HAVERHILL — If you've traveled Interstates 93 or 495 in the Merrimack Valley recently, you may have noticed that exit numbers are not what they used to be.
The state is engaged in making a change from the decades-old sequential exit numbering system to a milepost-based numbering system, complying with a federal requirement, according to officials with the Massachusetts Department of Transportation.
The statewide project that began last fall involves covering the existing numbers with overlays bearing the new numbers.
It may seem a bit confusing at first, but state transportation officials say the new exit signage will include “Old Exit” signs in key locations for a minimum of two years, to help drivers get acquainted with the new system.
Locally, the change to a milepost-based numbering system affects Interstates 93, 495 and 95. The work is expected to be completed by the end of this week.
Examples of the changes for I-495 include Exit 48 for the Ward Hill Connector in Haverhill, which is now Exit 106.
For I-93, examples include Exit 47 at Pelham Street in Methuen is now Exit 45.
Exit numbers for Route 213 in Methuen will not be changing, officials said.
A downloadable map highlighting old and new exit numbers is available on the project website at newmassexits.com.
MassDOT officials said the benefits of the change include making it easier for drivers to quickly determine distances to their destinations and more easily calculate miles traveled; improve reporting of highway incidents resulting in better navigation of emergency services; allow for the addition of future exits without having to renumber an entire corridor of travel, and create uniformity with the exit numbering scheme being used by most other states.
According to MassDOT, per the 2009 Federal Highway Administration Manual on Uniform Traffic Control Devices, MassDOT is required to convert all exit numbers on freeways to a milepost-based numbering system.
Massachusetts was one of three states not in compliance with the requirement, officials said.

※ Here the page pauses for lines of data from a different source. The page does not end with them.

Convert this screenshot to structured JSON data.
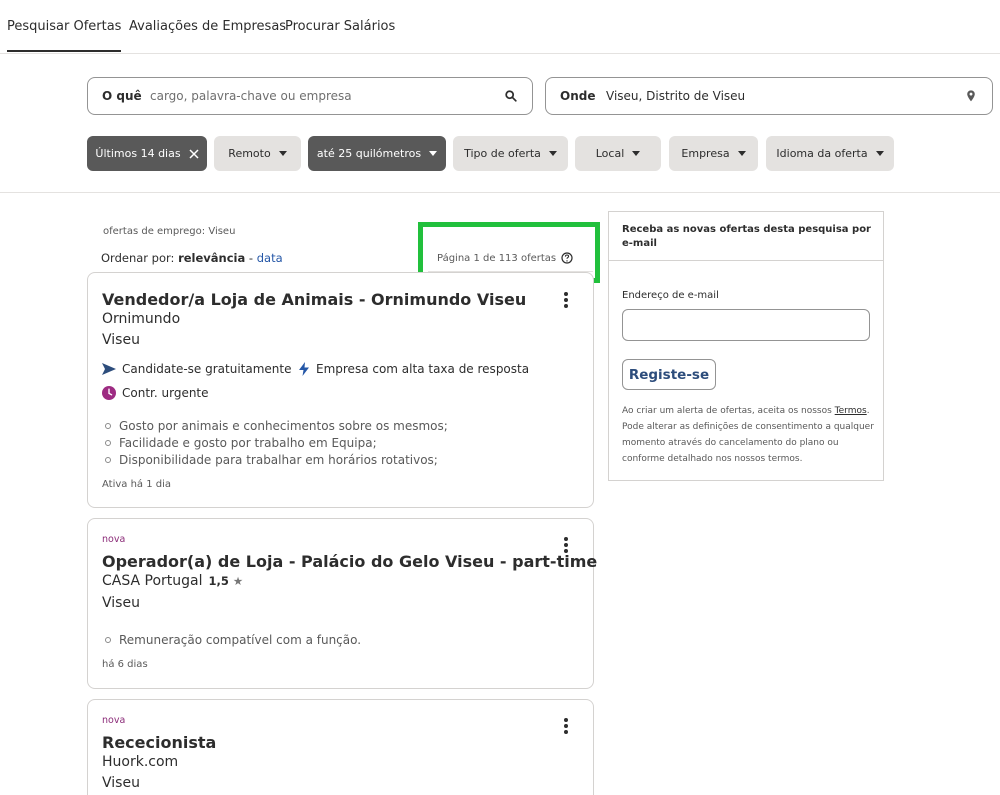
{
  "nav": {
    "tabs": [
      {
        "label": "Pesquisar Ofertas",
        "active": true
      },
      {
        "label": "Avaliações de Empresas"
      },
      {
        "label": "Procurar Salários"
      }
    ]
  },
  "search": {
    "what_label": "O quê",
    "what_placeholder": "cargo, palavra-chave ou empresa",
    "what_value": "",
    "where_label": "Onde",
    "where_value": "Viseu, Distrito de Viseu"
  },
  "filters": [
    {
      "label": "Últimos 14 dias",
      "active": true,
      "icon": "close-icon"
    },
    {
      "label": "Remoto",
      "icon": "caret-down-icon"
    },
    {
      "label": "até 25 quilómetros",
      "active": true,
      "icon": "caret-down-icon"
    },
    {
      "label": "Tipo de oferta",
      "icon": "caret-down-icon"
    },
    {
      "label": "Local",
      "icon": "caret-down-icon"
    },
    {
      "label": "Empresa",
      "icon": "caret-down-icon"
    },
    {
      "label": "Idioma da oferta",
      "icon": "caret-down-icon"
    }
  ],
  "results": {
    "meta": "ofertas de emprego: Viseu",
    "sort_prefix": "Ordenar por:",
    "sort_active": "relevância",
    "sort_sep": "-",
    "sort_alt": "data",
    "page_info": "Página 1 de 113 ofertas"
  },
  "jobs": [
    {
      "tag": "",
      "title": "Vendedor/a Loja de Animais - Ornimundo Viseu",
      "company": "Ornimundo",
      "rating": "",
      "location": "Viseu",
      "attrs": [
        {
          "icon": "send-icon",
          "label": "Candidate-se gratuitamente"
        },
        {
          "icon": "lightning-icon",
          "label": "Empresa com alta taxa de resposta"
        },
        {
          "icon": "clock-icon",
          "label": "Contr. urgente"
        }
      ],
      "bullets": [
        "Gosto por animais e conhecimentos sobre os mesmos;",
        "Facilidade e gosto por trabalho em Equipa;",
        "Disponibilidade para trabalhar em horários rotativos;"
      ],
      "age": "Ativa há 1 dia"
    },
    {
      "tag": "nova",
      "title": "Operador(a) de Loja - Palácio do Gelo Viseu - part-time",
      "company": "CASA Portugal",
      "rating": "1,5",
      "location": "Viseu",
      "attrs": [],
      "bullets": [
        "Remuneração compatível com a função."
      ],
      "age": "há 6 dias"
    },
    {
      "tag": "nova",
      "title": "Rececionista",
      "company": "Huork.com",
      "rating": "",
      "location": "Viseu",
      "attrs": [],
      "bullets": [],
      "age": ""
    }
  ],
  "alert": {
    "heading": "Receba as novas ofertas desta pesquisa por e-mail",
    "email_label": "Endereço de e-mail",
    "email_value": "",
    "button": "Registe-se",
    "legal_before": "Ao criar um alerta de ofertas, aceita os nossos ",
    "legal_link": "Termos",
    "legal_after": ". Pode alterar as definições de consentimento a qualquer momento através do cancelamento do plano ou conforme detalhado nos nossos termos."
  },
  "colors": {
    "accent_link": "#2557a7",
    "nova_tag": "#8b2b78",
    "highlight_box": "#21c03c",
    "chip_active": "#595959",
    "chip_default": "#e4e2e0"
  }
}
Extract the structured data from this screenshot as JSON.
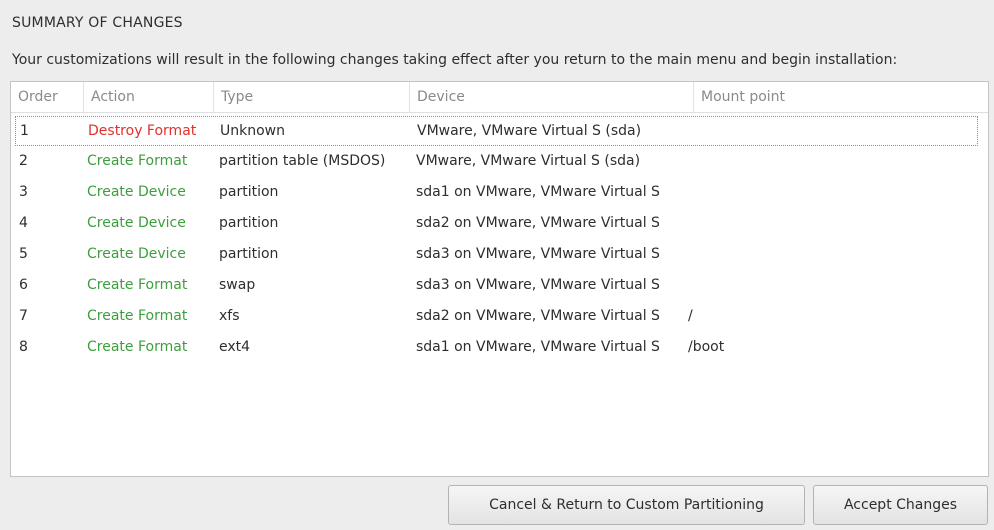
{
  "dialog": {
    "title": "SUMMARY OF CHANGES",
    "subtitle": "Your customizations will result in the following changes taking effect after you return to the main menu and begin installation:"
  },
  "table": {
    "headers": [
      "Order",
      "Action",
      "Type",
      "Device",
      "Mount point"
    ],
    "rows": [
      {
        "order": "1",
        "action": "Destroy Format",
        "action_kind": "destroy",
        "type": "Unknown",
        "device": "VMware, VMware Virtual S (sda)",
        "mount": ""
      },
      {
        "order": "2",
        "action": "Create Format",
        "action_kind": "create",
        "type": "partition table (MSDOS)",
        "device": "VMware, VMware Virtual S (sda)",
        "mount": ""
      },
      {
        "order": "3",
        "action": "Create Device",
        "action_kind": "create",
        "type": "partition",
        "device": "sda1 on VMware, VMware Virtual S",
        "mount": ""
      },
      {
        "order": "4",
        "action": "Create Device",
        "action_kind": "create",
        "type": "partition",
        "device": "sda2 on VMware, VMware Virtual S",
        "mount": ""
      },
      {
        "order": "5",
        "action": "Create Device",
        "action_kind": "create",
        "type": "partition",
        "device": "sda3 on VMware, VMware Virtual S",
        "mount": ""
      },
      {
        "order": "6",
        "action": "Create Format",
        "action_kind": "create",
        "type": "swap",
        "device": "sda3 on VMware, VMware Virtual S",
        "mount": ""
      },
      {
        "order": "7",
        "action": "Create Format",
        "action_kind": "create",
        "type": "xfs",
        "device": "sda2 on VMware, VMware Virtual S",
        "mount": "/"
      },
      {
        "order": "8",
        "action": "Create Format",
        "action_kind": "create",
        "type": "ext4",
        "device": "sda1 on VMware, VMware Virtual S",
        "mount": "/boot"
      }
    ]
  },
  "buttons": {
    "cancel_label": "Cancel & Return to Custom Partitioning",
    "accept_label": "Accept Changes"
  },
  "colors": {
    "destroy": "#e0312a",
    "create": "#3d9e3d"
  }
}
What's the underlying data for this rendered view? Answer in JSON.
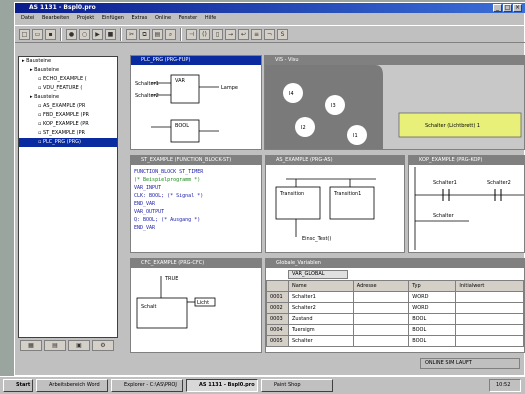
{
  "app": {
    "title": "AS 1131 - Bspl0.pro",
    "controls": [
      "_",
      "□",
      "×"
    ]
  },
  "menu": [
    "Datei",
    "Bearbeiten",
    "Projekt",
    "Einfügen",
    "Extras",
    "Online",
    "Fenster",
    "Hilfe"
  ],
  "tree": {
    "items": [
      {
        "label": "Bausteine",
        "indent": 0
      },
      {
        "label": "Bausteine",
        "indent": 1
      },
      {
        "label": "ECHO_EXAMPLE (",
        "indent": 2
      },
      {
        "label": "VDU_FEATURE (",
        "indent": 2
      },
      {
        "label": "Bausteine",
        "indent": 1
      },
      {
        "label": "AS_EXAMPLE (PR",
        "indent": 2
      },
      {
        "label": "FBD_EXAMPLE (PR",
        "indent": 2
      },
      {
        "label": "KOP_EXAMPLE (PR",
        "indent": 2
      },
      {
        "label": "ST_EXAMPLE (PR",
        "indent": 2
      },
      {
        "label": "PLC_PRG (PRG)",
        "indent": 2,
        "selected": true
      }
    ]
  },
  "windows": {
    "fbd_title": "PLC_PRG (PRG-FUP)",
    "fbd_labels": [
      "VAR",
      "BOOL",
      "Schalter1",
      "Schalter2",
      "Lampe"
    ],
    "vis_title": "VIS - Visu",
    "vis_circles": [
      "I4",
      "I3",
      "I2",
      "I1"
    ],
    "vis_button": "Schalter (Lichtbrett) 1",
    "st_title": "ST_EXAMPLE (FUNCTION_BLOCK-ST)",
    "st_lines": [
      "FUNCTION_BLOCK ST_TIMER",
      "(* Beispielprogramm *)",
      "VAR_INPUT",
      "    CLK: BOOL;  (* Signal *)",
      "END_VAR",
      "VAR_OUTPUT",
      "    Q: BOOL;  (* Ausgang *)",
      "END_VAR"
    ],
    "as_title": "AS_EXAMPLE (PRG-AS)",
    "as_labels": [
      "Transition",
      "Transition1",
      "Einsc_Test()"
    ],
    "kop_title": "KOP_EXAMPLE (PRG-KOP)",
    "kop_labels": [
      "Schalter1",
      "Schalter2",
      "Schalter"
    ],
    "cfc_title": "CFC_EXAMPLE (PRG-CFC)",
    "cfc_labels": [
      "Schalt",
      "TRUE",
      "Licht"
    ],
    "var_title": "Globale_Variablen",
    "var_tab": "VAR_GLOBAL",
    "var_headers": [
      "Name",
      "Adresse",
      "Typ",
      "Initialwert"
    ],
    "var_rows": [
      {
        "num": "0001",
        "name": "Schalter1",
        "addr": "",
        "type": "WORD",
        "init": ""
      },
      {
        "num": "0002",
        "name": "Schalter2",
        "addr": "",
        "type": "WORD",
        "init": ""
      },
      {
        "num": "0003",
        "name": "Zustand",
        "addr": "",
        "type": "BOOL",
        "init": ""
      },
      {
        "num": "0004",
        "name": "Tuersigm",
        "addr": "",
        "type": "BOOL",
        "init": ""
      },
      {
        "num": "0005",
        "name": "Schalter",
        "addr": "",
        "type": "BOOL",
        "init": ""
      }
    ]
  },
  "statusbar": "ONLINE  SIM  LAUFT",
  "taskbar": {
    "start": "Start",
    "items": [
      "Arbeitsbereich Word",
      "Explorer - C:\\AS\\PROJ",
      "AS 1131 - Bspl0.pro",
      "Paint Shop"
    ],
    "active_index": 2,
    "clock": "10:52"
  },
  "colors": {
    "titlebar": "#0a1c8c",
    "vis_button": "#e8f07a",
    "vis_panel": "#7a7a7a"
  }
}
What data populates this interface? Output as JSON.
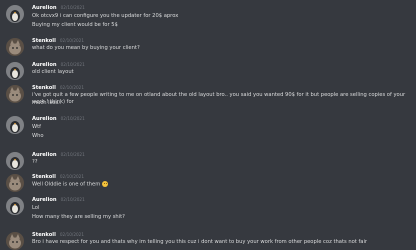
{
  "colors": {
    "background": "#36393f",
    "username": "#ffffff",
    "timestamp": "#72767d",
    "message_text": "#dcddde",
    "emoji": "#f5c33b"
  },
  "messages": [
    {
      "author": "Aurelion",
      "timestamp": "02/10/2021",
      "avatar": "penguin-avatar-icon",
      "lines": [
        "Ok otcvx9 i can configure you the updater for 20$ aprox",
        "Buying my client would be for 5$"
      ]
    },
    {
      "author": "Stenkoll",
      "timestamp": "02/10/2021",
      "avatar": "cat-avatar-icon",
      "lines": [
        "what do you mean by buying your client?"
      ]
    },
    {
      "author": "Aurelion",
      "timestamp": "02/10/2021",
      "avatar": "penguin-avatar-icon",
      "lines": [
        "old client layout"
      ]
    },
    {
      "author": "Stenkoll",
      "timestamp": "02/10/2021",
      "avatar": "cat-avatar-icon",
      "lines": [
        "i've got quit a few people writing to me on otland about the old layout bro.. you said you wanted 90$ for it but people are selling copies of your work ! think) for",
        "much less.."
      ]
    },
    {
      "author": "Aurelion",
      "timestamp": "02/10/2021",
      "avatar": "penguin-avatar-icon",
      "lines": [
        "Wtf",
        "Who"
      ]
    },
    {
      "author": "Aurelion",
      "timestamp": "02/10/2021",
      "avatar": "penguin-avatar-icon",
      "lines": [
        "??"
      ]
    },
    {
      "author": "Stenkoll",
      "timestamp": "02/10/2021",
      "avatar": "cat-avatar-icon",
      "lines": [
        "Well Olddie is one of them"
      ],
      "emoji": "smile-emoji-icon"
    },
    {
      "author": "Aurelion",
      "timestamp": "02/10/2021",
      "avatar": "penguin-avatar-icon",
      "lines": [
        "Lol",
        "How many they are selling my shit?"
      ]
    },
    {
      "author": "Stenkoll",
      "timestamp": "02/10/2021",
      "avatar": "cat-avatar-icon",
      "lines": [
        "Bro i have respect for you and thats why im telling you this cuz i dont want to buy your work from other people coz thats not fair"
      ]
    }
  ]
}
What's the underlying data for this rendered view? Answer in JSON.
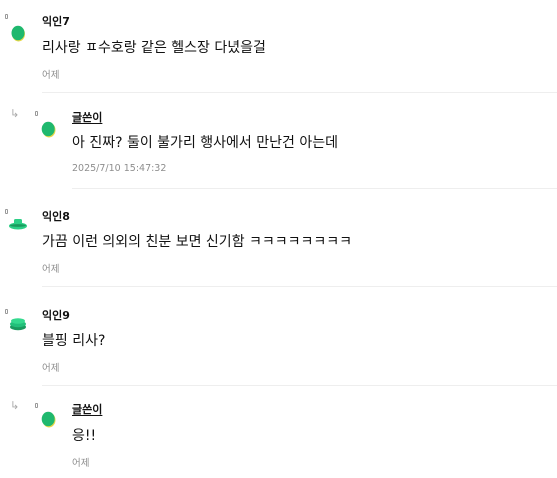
{
  "comments": [
    {
      "author": "익인7",
      "text": "리사랑 ㅍ수호랑 같은 헬스장 다녔을걸",
      "time": "어제",
      "avatar_color": "#1fb86e",
      "is_reply": false
    },
    {
      "author": "글쓴이",
      "text": "아 진짜? 둘이 불가리 행사에서 만난건 아는데",
      "time": "2025/7/10 15:47:32",
      "avatar_color": "#1fb86e",
      "is_reply": true
    },
    {
      "author": "익인8",
      "text": "가끔 이런 의외의 친분 보면 신기함 ㅋㅋㅋㅋㅋㅋㅋㅋ",
      "time": "어제",
      "avatar_color": "#2ccf86",
      "is_reply": false
    },
    {
      "author": "익인9",
      "text": "블핑 리사?",
      "time": "어제",
      "avatar_color": "#22c07a",
      "is_reply": false
    },
    {
      "author": "글쓴이",
      "text": "응!!",
      "time": "어제",
      "avatar_color": "#1fb86e",
      "is_reply": true
    }
  ],
  "icons": {
    "reply": "reply-arrow-icon",
    "avatar": "avatar-icon",
    "marker": "comment-marker-icon"
  },
  "colors": {
    "accent_green": "#1fb86e",
    "accent_yellow": "#e8d84a",
    "meta_gray": "#8e8e8e",
    "divider": "#eeeeee"
  }
}
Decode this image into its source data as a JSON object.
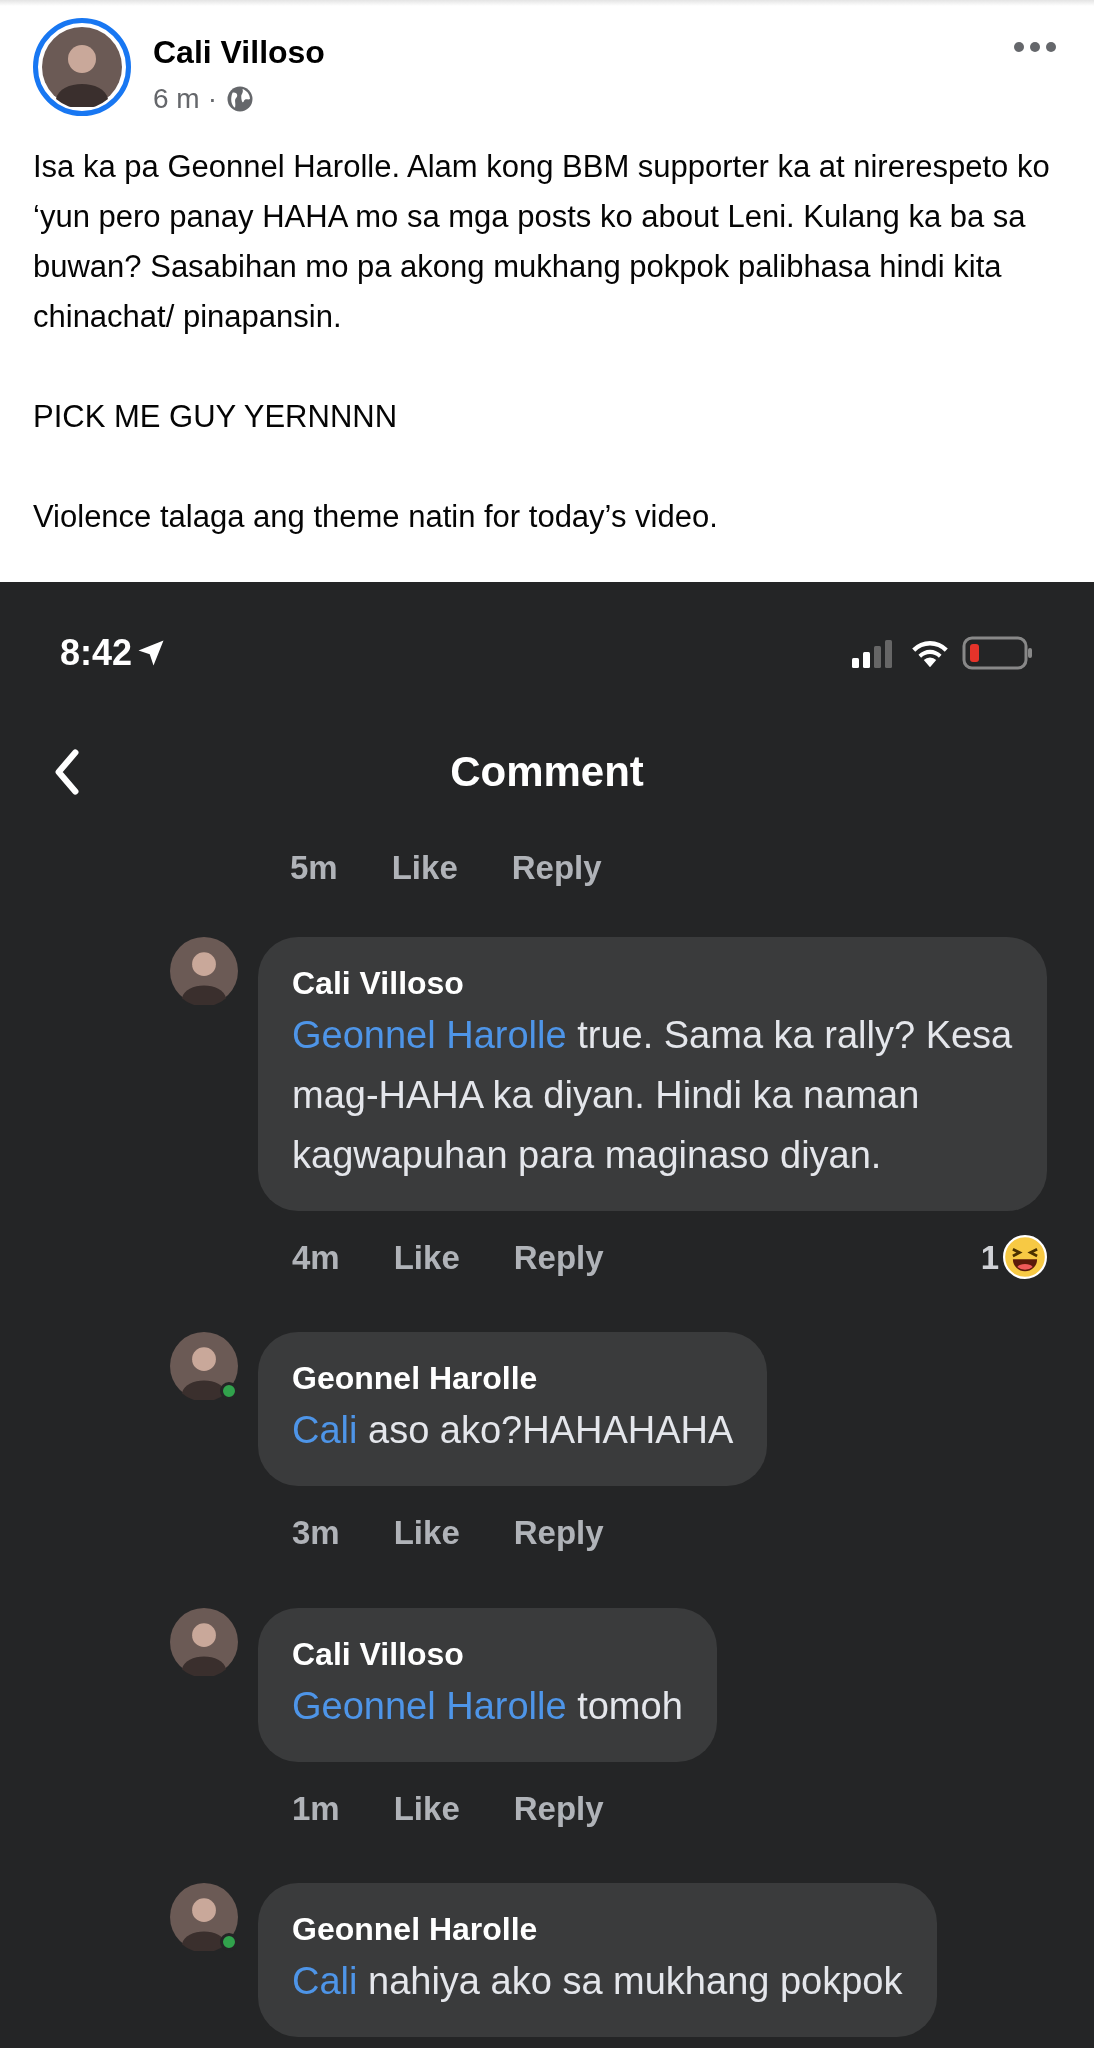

If MassDOT chose not to comply with the Federal mandate to change the exit numbers to milepost-based, it risked losing federal funding for future highway construction and safety programs, officials said.
Only 10% of the cost of the project will be paid for with state highway money, MassDOT officials said.